● **Prompt**
Extract every record, keeping each one exactly as it is.

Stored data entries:
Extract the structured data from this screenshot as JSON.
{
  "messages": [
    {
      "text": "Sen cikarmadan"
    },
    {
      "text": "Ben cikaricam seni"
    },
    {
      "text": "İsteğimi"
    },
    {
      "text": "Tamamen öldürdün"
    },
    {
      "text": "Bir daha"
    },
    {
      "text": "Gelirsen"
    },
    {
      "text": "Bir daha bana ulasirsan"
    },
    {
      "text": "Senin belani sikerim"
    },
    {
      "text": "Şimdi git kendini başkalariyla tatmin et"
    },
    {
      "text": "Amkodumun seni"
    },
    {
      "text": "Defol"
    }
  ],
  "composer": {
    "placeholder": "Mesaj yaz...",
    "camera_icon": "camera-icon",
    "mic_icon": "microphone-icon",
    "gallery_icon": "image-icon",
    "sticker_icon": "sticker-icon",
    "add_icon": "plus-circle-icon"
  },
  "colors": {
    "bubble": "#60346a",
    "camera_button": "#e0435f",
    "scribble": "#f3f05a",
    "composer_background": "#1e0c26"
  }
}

● **Output of the task**
Extract the structured data from this screenshot as JSON.
{
  "messages": [
    {
      "text": "Sen cikarmadan"
    },
    {
      "text": "Ben cikaricam seni"
    },
    {
      "text": "İsteğimi"
    },
    {
      "text": "Tamamen öldürdün"
    },
    {
      "text": "Bir daha"
    },
    {
      "text": "Gelirsen"
    },
    {
      "text": "Bir daha bana ulasirsan"
    },
    {
      "text": "Senin belani sikerim"
    },
    {
      "text": "Şimdi git kendini başkalariyla tatmin et"
    },
    {
      "text": "Amkodumun seni"
    },
    {
      "text": "Defol"
    }
  ],
  "composer": {
    "placeholder": "Mesaj yaz...",
    "camera_icon": "camera-icon",
    "mic_icon": "microphone-icon",
    "gallery_icon": "image-icon",
    "sticker_icon": "sticker-icon",
    "add_icon": "plus-circle-icon"
  },
  "colors": {
    "bubble": "#60346a",
    "camera_button": "#e0435f",
    "scribble": "#f3f05a",
    "composer_background": "#1e0c26"
  }
}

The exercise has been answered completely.